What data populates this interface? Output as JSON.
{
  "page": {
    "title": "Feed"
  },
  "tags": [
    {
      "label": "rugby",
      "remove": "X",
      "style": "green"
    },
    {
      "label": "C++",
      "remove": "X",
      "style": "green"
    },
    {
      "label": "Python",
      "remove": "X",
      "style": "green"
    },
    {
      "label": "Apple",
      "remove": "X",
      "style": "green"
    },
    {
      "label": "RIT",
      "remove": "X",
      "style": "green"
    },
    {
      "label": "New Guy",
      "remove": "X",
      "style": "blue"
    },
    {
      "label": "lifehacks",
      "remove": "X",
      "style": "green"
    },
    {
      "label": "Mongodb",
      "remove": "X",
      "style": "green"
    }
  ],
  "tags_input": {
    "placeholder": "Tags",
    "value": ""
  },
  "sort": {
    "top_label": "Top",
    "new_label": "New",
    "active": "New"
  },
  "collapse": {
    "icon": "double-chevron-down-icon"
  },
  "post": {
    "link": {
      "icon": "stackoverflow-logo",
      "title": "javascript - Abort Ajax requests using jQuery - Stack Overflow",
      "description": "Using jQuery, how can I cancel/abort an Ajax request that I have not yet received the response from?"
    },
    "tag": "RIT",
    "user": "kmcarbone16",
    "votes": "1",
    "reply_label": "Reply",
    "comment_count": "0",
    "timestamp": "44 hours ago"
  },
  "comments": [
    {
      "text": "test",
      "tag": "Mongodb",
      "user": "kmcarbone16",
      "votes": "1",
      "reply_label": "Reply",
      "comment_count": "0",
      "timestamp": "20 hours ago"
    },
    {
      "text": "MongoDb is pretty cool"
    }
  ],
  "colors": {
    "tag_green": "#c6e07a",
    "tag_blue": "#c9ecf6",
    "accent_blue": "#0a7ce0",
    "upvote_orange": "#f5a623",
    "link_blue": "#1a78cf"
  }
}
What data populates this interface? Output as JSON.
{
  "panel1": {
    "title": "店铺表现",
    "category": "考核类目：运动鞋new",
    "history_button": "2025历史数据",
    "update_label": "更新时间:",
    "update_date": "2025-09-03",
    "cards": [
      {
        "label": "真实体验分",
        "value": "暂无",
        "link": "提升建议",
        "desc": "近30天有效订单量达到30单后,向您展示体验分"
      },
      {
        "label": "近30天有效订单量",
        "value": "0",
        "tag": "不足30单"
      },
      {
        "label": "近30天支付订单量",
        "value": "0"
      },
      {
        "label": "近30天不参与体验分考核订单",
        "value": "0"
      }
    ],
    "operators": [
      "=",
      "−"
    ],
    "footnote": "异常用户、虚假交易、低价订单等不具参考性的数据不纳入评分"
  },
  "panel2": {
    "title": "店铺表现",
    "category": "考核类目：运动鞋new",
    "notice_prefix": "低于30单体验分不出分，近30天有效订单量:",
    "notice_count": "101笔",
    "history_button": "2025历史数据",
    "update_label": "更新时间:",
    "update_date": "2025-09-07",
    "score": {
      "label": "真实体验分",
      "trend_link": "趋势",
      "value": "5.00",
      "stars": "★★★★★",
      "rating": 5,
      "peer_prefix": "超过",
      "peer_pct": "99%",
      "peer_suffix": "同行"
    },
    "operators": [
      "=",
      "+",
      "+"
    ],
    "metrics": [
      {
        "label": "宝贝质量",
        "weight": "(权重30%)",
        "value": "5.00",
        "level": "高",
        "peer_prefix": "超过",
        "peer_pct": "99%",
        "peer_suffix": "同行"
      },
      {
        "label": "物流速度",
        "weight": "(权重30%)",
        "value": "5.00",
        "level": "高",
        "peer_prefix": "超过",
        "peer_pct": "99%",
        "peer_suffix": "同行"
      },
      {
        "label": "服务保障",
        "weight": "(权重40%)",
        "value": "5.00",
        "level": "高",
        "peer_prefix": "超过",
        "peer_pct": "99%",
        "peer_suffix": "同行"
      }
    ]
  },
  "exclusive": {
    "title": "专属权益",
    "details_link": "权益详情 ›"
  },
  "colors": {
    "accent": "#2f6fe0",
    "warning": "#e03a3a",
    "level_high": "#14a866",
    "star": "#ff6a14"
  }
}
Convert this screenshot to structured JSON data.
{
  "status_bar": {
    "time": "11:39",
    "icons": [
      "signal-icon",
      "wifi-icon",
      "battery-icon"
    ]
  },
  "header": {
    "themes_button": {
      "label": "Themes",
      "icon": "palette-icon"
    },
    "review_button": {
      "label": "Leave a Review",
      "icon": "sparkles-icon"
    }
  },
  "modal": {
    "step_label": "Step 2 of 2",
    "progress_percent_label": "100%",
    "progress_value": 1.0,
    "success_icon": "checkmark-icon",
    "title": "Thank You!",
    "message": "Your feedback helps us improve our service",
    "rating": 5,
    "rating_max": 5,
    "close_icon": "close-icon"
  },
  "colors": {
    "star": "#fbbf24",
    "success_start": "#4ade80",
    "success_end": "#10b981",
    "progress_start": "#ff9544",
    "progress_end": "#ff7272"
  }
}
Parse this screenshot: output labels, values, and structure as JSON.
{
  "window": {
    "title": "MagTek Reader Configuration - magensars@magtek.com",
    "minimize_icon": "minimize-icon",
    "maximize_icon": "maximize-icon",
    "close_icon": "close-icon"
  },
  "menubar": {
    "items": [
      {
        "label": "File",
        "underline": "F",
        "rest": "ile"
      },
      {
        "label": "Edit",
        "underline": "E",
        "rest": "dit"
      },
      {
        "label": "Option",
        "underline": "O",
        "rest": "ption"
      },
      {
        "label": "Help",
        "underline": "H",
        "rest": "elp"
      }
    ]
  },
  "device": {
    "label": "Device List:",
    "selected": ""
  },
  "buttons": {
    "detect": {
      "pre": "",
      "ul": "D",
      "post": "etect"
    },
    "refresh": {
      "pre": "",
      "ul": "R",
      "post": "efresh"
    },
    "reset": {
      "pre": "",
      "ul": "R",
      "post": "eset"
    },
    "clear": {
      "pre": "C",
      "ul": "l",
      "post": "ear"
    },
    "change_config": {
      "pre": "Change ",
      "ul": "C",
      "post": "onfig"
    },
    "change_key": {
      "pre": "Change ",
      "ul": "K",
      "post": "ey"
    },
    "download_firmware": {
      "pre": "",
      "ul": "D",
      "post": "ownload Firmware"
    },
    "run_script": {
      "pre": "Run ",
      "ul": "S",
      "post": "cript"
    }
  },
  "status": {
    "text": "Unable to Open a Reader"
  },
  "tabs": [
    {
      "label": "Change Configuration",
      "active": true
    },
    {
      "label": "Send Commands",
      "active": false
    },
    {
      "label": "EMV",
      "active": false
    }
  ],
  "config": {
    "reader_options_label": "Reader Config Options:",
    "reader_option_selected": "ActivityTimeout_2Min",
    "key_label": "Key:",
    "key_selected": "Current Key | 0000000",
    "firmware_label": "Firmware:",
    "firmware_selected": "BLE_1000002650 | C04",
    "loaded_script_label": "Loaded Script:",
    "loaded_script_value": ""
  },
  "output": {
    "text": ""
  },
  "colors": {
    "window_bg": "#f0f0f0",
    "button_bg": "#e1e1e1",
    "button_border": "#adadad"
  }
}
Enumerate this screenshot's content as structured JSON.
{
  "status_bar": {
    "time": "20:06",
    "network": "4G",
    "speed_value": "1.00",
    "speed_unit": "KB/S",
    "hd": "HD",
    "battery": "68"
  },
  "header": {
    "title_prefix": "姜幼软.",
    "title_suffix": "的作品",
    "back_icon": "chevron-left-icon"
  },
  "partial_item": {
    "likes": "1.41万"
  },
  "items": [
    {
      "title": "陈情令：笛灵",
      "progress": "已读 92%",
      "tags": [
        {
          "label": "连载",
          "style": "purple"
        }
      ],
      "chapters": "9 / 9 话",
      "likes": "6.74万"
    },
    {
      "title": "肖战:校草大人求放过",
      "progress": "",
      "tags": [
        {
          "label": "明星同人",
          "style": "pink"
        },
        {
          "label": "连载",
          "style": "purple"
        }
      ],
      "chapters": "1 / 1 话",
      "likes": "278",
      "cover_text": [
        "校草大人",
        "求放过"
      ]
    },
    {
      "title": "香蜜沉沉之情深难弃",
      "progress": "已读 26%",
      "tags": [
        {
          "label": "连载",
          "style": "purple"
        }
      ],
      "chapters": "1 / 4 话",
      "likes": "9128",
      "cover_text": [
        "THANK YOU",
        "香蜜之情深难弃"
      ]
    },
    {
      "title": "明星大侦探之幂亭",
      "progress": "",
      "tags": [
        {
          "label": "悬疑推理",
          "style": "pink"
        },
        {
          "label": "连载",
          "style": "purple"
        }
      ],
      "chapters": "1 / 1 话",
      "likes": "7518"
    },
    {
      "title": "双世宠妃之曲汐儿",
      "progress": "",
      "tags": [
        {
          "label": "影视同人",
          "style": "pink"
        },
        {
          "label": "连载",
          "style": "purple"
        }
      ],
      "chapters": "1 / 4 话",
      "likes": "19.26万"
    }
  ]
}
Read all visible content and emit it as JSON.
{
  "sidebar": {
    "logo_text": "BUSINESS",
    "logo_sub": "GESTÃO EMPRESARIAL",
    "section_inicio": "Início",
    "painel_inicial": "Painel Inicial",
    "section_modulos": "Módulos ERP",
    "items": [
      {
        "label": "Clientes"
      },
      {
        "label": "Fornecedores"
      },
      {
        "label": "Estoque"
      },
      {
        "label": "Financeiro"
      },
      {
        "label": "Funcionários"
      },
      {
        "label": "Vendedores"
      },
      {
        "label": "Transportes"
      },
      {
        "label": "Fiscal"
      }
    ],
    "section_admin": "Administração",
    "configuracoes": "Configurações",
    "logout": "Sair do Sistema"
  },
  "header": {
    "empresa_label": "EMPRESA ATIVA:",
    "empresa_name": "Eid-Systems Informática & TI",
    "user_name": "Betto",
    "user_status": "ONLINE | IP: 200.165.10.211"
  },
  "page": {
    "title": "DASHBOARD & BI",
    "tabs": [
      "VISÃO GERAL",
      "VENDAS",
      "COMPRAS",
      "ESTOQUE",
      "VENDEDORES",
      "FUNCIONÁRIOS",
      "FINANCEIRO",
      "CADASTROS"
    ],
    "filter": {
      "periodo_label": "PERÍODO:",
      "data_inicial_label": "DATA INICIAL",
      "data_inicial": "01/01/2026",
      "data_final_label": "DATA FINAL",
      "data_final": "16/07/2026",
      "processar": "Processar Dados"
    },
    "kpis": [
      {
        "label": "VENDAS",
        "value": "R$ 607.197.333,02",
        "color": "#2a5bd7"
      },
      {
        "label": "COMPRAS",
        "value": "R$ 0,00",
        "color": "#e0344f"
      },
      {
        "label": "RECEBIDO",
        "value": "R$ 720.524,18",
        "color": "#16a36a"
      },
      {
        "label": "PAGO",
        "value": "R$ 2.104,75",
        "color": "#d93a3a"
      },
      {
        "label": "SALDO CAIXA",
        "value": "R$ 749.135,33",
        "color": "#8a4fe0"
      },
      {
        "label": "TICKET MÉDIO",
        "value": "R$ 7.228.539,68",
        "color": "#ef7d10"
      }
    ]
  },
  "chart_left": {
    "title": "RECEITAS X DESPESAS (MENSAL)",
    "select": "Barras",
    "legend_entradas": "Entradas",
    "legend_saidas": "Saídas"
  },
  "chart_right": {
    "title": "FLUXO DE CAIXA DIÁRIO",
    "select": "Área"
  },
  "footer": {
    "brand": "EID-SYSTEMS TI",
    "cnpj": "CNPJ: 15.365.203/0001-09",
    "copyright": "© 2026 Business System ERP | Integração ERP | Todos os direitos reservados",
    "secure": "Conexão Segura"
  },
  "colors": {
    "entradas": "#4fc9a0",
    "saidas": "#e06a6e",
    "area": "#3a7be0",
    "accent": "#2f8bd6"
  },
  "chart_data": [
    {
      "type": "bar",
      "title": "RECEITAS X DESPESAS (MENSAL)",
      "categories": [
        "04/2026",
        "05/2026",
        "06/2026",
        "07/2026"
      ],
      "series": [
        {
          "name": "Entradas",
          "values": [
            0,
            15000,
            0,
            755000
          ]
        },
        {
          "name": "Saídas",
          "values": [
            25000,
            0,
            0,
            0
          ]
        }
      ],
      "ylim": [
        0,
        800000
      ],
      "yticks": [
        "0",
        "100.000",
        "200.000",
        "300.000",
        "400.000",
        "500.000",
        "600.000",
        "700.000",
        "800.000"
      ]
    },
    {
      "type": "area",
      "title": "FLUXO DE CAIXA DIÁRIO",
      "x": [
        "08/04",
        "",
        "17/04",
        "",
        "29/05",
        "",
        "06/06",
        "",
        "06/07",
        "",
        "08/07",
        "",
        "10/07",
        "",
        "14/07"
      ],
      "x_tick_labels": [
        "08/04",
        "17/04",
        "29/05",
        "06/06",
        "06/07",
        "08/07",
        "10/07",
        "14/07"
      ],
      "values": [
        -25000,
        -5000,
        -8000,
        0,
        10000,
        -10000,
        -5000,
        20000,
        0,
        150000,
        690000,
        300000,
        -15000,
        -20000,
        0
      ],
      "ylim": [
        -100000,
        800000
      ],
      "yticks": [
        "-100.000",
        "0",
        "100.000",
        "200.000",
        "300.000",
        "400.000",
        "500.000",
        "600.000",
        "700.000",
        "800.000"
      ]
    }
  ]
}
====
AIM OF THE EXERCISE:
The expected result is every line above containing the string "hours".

EXERCISE SOLUTION:
    "timestamp": "44 hours ago"
      "timestamp": "20 hours ago"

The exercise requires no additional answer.